**EXERCISE:**
Please return every line of the records that contains the word "icon".

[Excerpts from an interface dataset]
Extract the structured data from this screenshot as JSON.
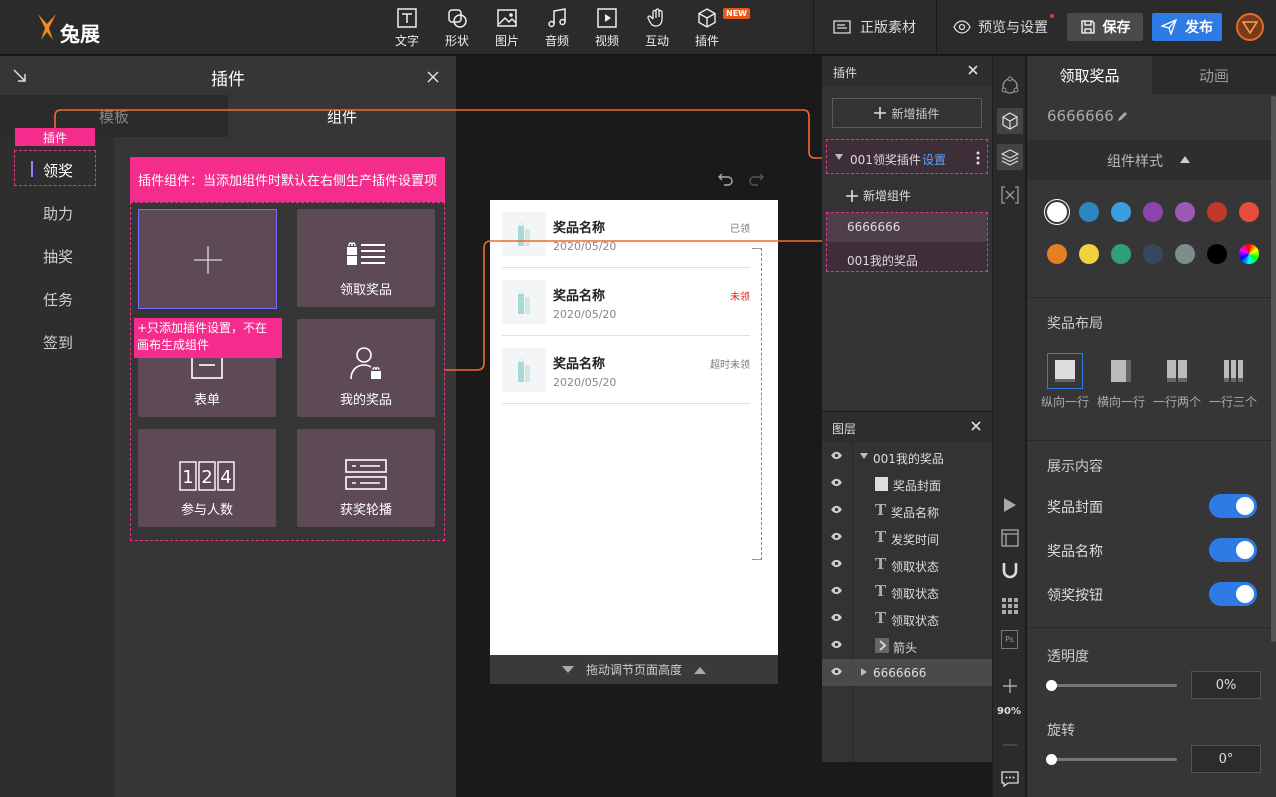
{
  "topbar": {
    "logo_text": "兔展",
    "tools": [
      {
        "label": "文字",
        "icon": "text-icon"
      },
      {
        "label": "形状",
        "icon": "shape-icon"
      },
      {
        "label": "图片",
        "icon": "image-icon"
      },
      {
        "label": "音频",
        "icon": "music-icon"
      },
      {
        "label": "视频",
        "icon": "video-icon"
      },
      {
        "label": "互动",
        "icon": "hand-icon"
      },
      {
        "label": "插件",
        "icon": "cube-icon"
      }
    ],
    "new_badge": "NEW",
    "assets_label": "正版素材",
    "preview_label": "预览与设置",
    "save_label": "保存",
    "publish_label": "发布"
  },
  "plugin_panel": {
    "title": "插件",
    "tabs": [
      "模板",
      "组件"
    ],
    "active_tab": "组件",
    "categories": [
      "领奖",
      "助力",
      "抽奖",
      "任务",
      "签到"
    ],
    "active_category": "领奖",
    "tag_label": "插件",
    "banner": "插件组件：当添加组件时默认在右侧生产插件设置项",
    "add_note": "+只添加插件设置，不在画布生成组件",
    "cards": [
      {
        "label": "领取奖品"
      },
      {
        "label": "表单"
      },
      {
        "label": "我的奖品"
      },
      {
        "label": "参与人数"
      },
      {
        "label": "获奖轮播"
      }
    ]
  },
  "canvas": {
    "prizes": [
      {
        "name": "奖品名称",
        "date": "2020/05/20",
        "status": "已领",
        "status_color": "#777777"
      },
      {
        "name": "奖品名称",
        "date": "2020/05/20",
        "status": "未领",
        "status_color": "#e02020"
      },
      {
        "name": "奖品名称",
        "date": "2020/05/20",
        "status": "超时未领",
        "status_color": "#777777"
      }
    ],
    "resize_label": "拖动调节页面高度"
  },
  "float_plugin": {
    "title": "插件",
    "add_plugin": "新增插件",
    "plugin_name": "001领奖插件",
    "settings_link": "设置",
    "add_component": "新增组件",
    "components": [
      "6666666",
      "001我的奖品"
    ]
  },
  "layers": {
    "title": "图层",
    "group": "001我的奖品",
    "items": [
      {
        "label": "奖品封面",
        "type": "image"
      },
      {
        "label": "奖品名称",
        "type": "text"
      },
      {
        "label": "发奖时间",
        "type": "text"
      },
      {
        "label": "领取状态",
        "type": "text"
      },
      {
        "label": "领取状态",
        "type": "text"
      },
      {
        "label": "领取状态",
        "type": "text"
      },
      {
        "label": "箭头",
        "type": "arrow"
      }
    ],
    "second_group": "6666666"
  },
  "vtools": {
    "zoom": "90%"
  },
  "props": {
    "tabs": [
      "领取奖品",
      "动画"
    ],
    "active_tab": "领取奖品",
    "component_name": "6666666",
    "style_title": "组件样式",
    "colors": [
      "#ffffff",
      "#2e86c1",
      "#3a9ee0",
      "#8e44ad",
      "#9b59b6",
      "#c0392b",
      "#e74c3c",
      "#e67e22",
      "#f4d03f",
      "#2e9e7d",
      "#34495e",
      "#7f8c8d",
      "#000000"
    ],
    "layout_title": "奖品布局",
    "layouts": [
      "纵向一行",
      "横向一行",
      "一行两个",
      "一行三个"
    ],
    "display_title": "展示内容",
    "toggles": [
      {
        "label": "奖品封面",
        "on": true
      },
      {
        "label": "奖品名称",
        "on": true
      },
      {
        "label": "领奖按钮",
        "on": true
      }
    ],
    "opacity_label": "透明度",
    "opacity_value": "0%",
    "rotate_label": "旋转",
    "rotate_value": "0°"
  }
}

**TASK RESPONSE:**
        "icon": "text-icon"
        "icon": "shape-icon"
        "icon": "image-icon"
        "icon": "music-icon"
        "icon": "video-icon"
        "icon": "hand-icon"
        "icon": "cube-icon"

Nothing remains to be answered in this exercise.